- WHAT IS BEING ASKED:
Report every line in the listing that contains the string "JSON".

- PROVIDED INFORMATION:
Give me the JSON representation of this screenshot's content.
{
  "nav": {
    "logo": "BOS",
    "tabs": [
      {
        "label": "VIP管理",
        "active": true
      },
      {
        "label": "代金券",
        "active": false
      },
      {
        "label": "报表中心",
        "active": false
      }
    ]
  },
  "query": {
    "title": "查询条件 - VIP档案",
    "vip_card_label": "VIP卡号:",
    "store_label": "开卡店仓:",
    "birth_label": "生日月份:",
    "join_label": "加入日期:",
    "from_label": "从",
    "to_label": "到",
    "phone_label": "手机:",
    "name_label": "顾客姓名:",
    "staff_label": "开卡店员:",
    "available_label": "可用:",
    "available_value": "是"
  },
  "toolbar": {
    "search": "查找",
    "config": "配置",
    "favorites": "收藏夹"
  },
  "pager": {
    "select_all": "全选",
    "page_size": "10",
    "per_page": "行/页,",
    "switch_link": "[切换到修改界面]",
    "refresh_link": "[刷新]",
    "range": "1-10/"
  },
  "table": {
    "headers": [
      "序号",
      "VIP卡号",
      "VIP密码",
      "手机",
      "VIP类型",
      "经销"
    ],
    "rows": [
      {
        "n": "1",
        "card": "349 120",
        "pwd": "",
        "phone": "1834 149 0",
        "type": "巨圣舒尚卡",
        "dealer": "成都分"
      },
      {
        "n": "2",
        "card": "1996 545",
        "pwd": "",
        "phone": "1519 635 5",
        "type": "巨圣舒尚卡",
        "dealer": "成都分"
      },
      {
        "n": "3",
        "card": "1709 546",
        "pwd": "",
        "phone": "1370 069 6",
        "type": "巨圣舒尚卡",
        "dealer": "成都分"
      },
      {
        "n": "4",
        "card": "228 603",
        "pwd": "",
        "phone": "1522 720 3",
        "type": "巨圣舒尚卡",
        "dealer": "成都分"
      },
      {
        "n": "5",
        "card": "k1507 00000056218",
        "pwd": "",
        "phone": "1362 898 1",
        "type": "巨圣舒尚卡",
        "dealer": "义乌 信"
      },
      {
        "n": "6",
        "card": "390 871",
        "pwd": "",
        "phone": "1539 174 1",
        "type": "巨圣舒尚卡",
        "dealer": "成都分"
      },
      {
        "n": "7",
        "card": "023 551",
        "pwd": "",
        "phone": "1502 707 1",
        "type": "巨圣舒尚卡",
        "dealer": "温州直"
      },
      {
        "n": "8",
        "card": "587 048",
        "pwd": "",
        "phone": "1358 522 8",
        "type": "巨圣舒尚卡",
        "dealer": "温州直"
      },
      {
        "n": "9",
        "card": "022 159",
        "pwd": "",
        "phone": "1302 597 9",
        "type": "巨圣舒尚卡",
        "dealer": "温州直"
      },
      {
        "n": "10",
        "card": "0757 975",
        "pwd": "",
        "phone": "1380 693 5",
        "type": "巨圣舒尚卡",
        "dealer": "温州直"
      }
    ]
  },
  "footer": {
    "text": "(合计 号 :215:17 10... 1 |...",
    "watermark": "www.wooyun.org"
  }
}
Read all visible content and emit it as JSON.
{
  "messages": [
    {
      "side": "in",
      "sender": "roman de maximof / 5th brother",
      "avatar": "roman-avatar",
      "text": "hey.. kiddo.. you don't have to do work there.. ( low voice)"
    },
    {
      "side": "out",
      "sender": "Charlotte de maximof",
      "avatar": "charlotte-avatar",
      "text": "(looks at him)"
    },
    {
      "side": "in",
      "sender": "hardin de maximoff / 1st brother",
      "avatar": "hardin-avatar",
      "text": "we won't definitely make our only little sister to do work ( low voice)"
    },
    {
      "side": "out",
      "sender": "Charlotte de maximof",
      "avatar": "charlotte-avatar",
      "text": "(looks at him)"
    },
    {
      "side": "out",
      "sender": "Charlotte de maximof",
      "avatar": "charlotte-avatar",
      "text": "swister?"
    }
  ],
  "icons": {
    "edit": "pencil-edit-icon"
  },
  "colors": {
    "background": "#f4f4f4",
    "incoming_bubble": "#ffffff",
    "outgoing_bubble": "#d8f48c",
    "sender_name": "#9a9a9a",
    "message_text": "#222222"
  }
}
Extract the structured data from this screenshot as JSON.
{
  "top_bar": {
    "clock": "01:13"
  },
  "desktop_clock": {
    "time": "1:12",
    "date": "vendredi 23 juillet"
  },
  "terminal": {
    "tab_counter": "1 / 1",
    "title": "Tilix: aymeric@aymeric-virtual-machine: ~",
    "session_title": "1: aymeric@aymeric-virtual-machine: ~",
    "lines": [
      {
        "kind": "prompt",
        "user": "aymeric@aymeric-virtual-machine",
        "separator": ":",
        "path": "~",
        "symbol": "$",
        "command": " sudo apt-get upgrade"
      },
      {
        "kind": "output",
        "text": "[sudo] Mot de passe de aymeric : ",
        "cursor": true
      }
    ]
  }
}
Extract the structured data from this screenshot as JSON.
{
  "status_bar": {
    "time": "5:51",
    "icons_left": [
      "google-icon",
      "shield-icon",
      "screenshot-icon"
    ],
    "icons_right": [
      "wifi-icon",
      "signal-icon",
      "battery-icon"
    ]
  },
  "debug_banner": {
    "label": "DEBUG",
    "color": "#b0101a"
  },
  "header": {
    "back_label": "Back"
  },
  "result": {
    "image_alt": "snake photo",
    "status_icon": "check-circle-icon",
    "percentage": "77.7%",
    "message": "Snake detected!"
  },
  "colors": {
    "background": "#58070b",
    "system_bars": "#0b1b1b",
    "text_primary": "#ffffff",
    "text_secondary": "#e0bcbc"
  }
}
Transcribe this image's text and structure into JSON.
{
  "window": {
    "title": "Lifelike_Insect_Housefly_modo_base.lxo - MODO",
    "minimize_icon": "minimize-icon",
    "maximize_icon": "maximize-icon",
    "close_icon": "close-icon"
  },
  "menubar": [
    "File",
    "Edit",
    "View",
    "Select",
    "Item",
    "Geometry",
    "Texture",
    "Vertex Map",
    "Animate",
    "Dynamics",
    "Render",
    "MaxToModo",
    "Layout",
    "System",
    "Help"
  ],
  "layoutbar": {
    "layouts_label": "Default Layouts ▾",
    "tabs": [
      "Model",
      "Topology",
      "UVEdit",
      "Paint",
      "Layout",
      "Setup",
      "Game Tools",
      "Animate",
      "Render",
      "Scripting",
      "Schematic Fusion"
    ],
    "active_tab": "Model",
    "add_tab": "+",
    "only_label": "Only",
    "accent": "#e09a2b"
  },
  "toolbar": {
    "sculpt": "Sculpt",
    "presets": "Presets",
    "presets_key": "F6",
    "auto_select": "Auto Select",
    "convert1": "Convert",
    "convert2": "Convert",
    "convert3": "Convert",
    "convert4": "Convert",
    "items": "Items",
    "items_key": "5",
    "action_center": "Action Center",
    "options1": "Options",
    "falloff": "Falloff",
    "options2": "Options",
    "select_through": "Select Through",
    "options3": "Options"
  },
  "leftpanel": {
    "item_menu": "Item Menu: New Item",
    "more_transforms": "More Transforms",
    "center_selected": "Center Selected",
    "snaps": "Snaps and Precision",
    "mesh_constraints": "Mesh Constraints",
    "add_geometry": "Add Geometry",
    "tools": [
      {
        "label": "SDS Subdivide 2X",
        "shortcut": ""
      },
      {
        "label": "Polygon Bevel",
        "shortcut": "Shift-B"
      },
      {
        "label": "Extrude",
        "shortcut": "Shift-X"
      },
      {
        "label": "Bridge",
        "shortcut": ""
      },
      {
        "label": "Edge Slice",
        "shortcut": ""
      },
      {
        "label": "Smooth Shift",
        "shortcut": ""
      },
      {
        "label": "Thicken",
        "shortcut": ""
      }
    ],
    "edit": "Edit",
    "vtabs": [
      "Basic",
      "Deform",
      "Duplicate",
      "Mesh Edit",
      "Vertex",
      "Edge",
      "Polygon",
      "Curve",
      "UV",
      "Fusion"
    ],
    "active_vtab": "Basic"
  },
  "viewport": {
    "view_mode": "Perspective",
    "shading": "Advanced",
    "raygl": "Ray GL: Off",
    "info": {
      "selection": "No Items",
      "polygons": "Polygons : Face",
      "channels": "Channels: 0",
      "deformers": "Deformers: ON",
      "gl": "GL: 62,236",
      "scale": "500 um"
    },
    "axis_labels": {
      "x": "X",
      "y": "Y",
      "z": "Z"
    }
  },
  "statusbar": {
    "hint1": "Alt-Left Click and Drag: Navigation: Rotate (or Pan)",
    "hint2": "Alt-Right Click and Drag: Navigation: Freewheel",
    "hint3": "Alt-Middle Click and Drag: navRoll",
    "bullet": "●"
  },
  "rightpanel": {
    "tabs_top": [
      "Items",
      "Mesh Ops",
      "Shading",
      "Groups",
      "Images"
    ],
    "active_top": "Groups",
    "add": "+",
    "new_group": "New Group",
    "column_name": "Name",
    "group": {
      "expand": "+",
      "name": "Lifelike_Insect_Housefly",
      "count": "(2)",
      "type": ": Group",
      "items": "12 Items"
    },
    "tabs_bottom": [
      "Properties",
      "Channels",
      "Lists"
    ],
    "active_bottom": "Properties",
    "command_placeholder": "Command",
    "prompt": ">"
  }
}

- ANSWER FOR THIS EXERCISE:
Give me the JSON representation of this screenshot's content.
Read all visible content and emit it as JSON.
Extract the structured data from this screenshot as JSON.
Extract the structured data from this screenshot as JSON.
Transcribe this image's text and structure into JSON.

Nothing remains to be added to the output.